Tuesday, October 20, 2015
Voting Against Fear
Last night Naheed Nenshi, the mayor of Calgary, spoke on CBC television during the Canadian federal election coverage. During the campaign Nenshi had been outspoken in his criticism of the niqab debate and what were essentially the politics of fear. He offered that the past three months have not been Canada's finest hour, and I would agree. There was too much veiled racism and Islamophobia, from my perspective, and the final blow was the announcement about a snitch line for "barbaric cultural practices." Someone suggested along the way that this sort of communist regime ratting out of neighbours would itself be a barbaric cultural practice.
Nenshi is a very popular mayor in a province that is still a Conservative stronghold. He is brown, South Asian in background, although his family emigrated from Tanzania. Oh yes, he is Muslim. I love listening to the guy, and figured many Torontonians had mayor envy when Rob Ford was marauding his way through office. To me Nenshi is the best of what can happen in this country when we are open and welcoming.
On Thanksgiving Sunday the passage from the prophet Joel declared "do not fear!" and I said that fear-mongering in politics has become too common and is not what we should support as Christians. I also observed that all the parties engage in fear politics now, and Nenshi mentioned the same dismal trend.

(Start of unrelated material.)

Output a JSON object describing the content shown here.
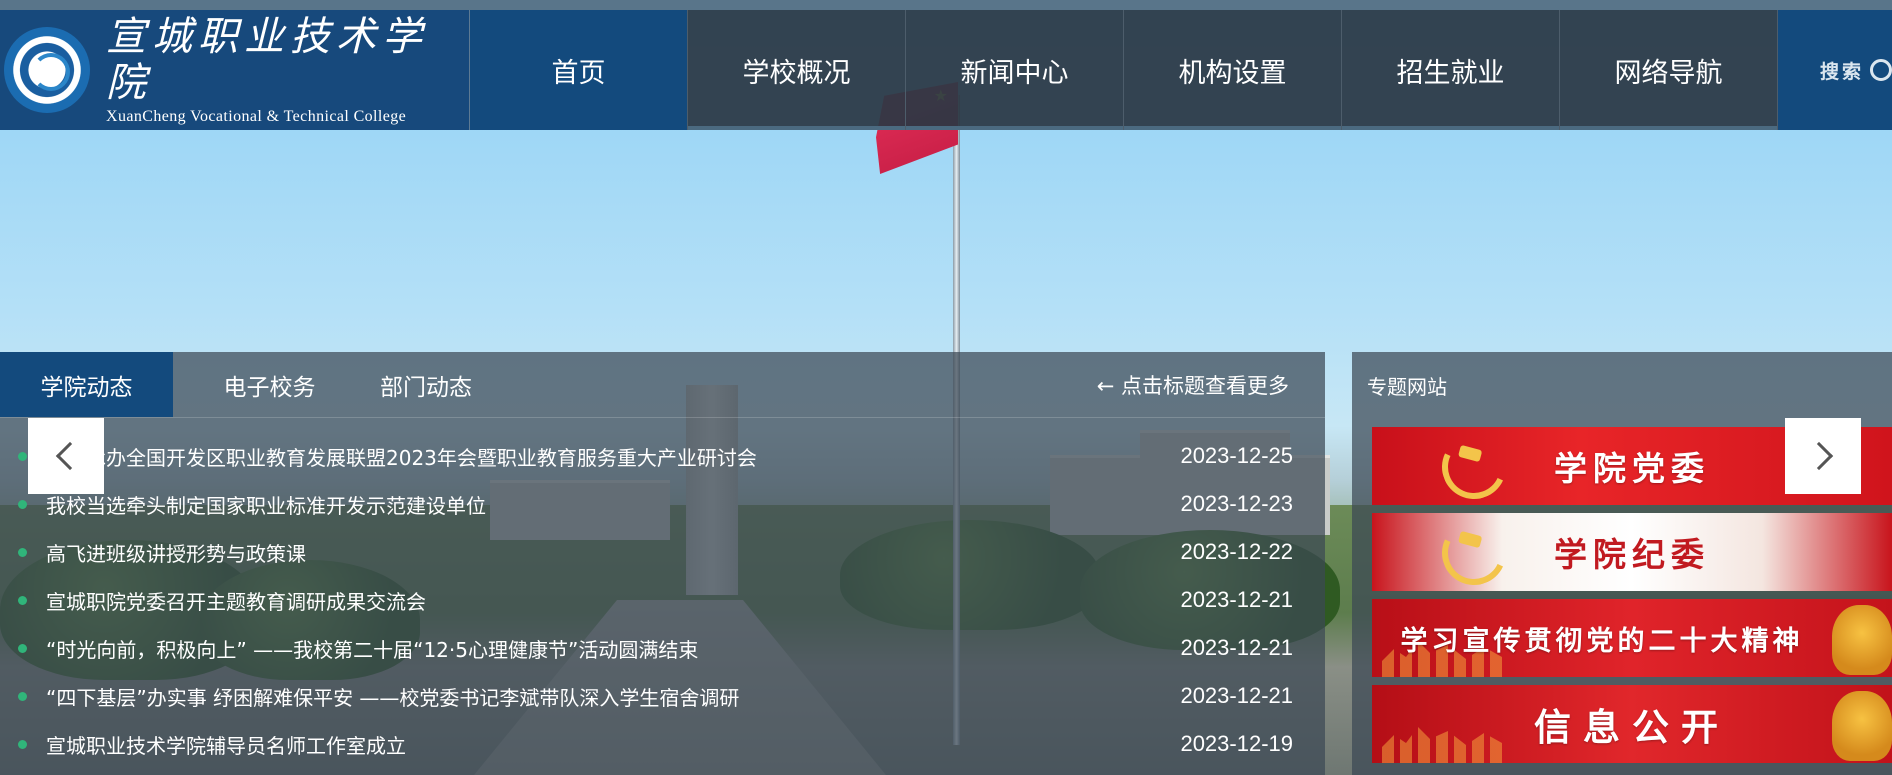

I feel that the results of the election indicate that Canadians do not want a government which appeals to our worst instincts. Sure, there are plenty of us who get caught up in the "us and them" of class and race and religion, but surely this is not who we want to be as a democratic nation. Those of us who are the followers of Christ are also called to a higher way.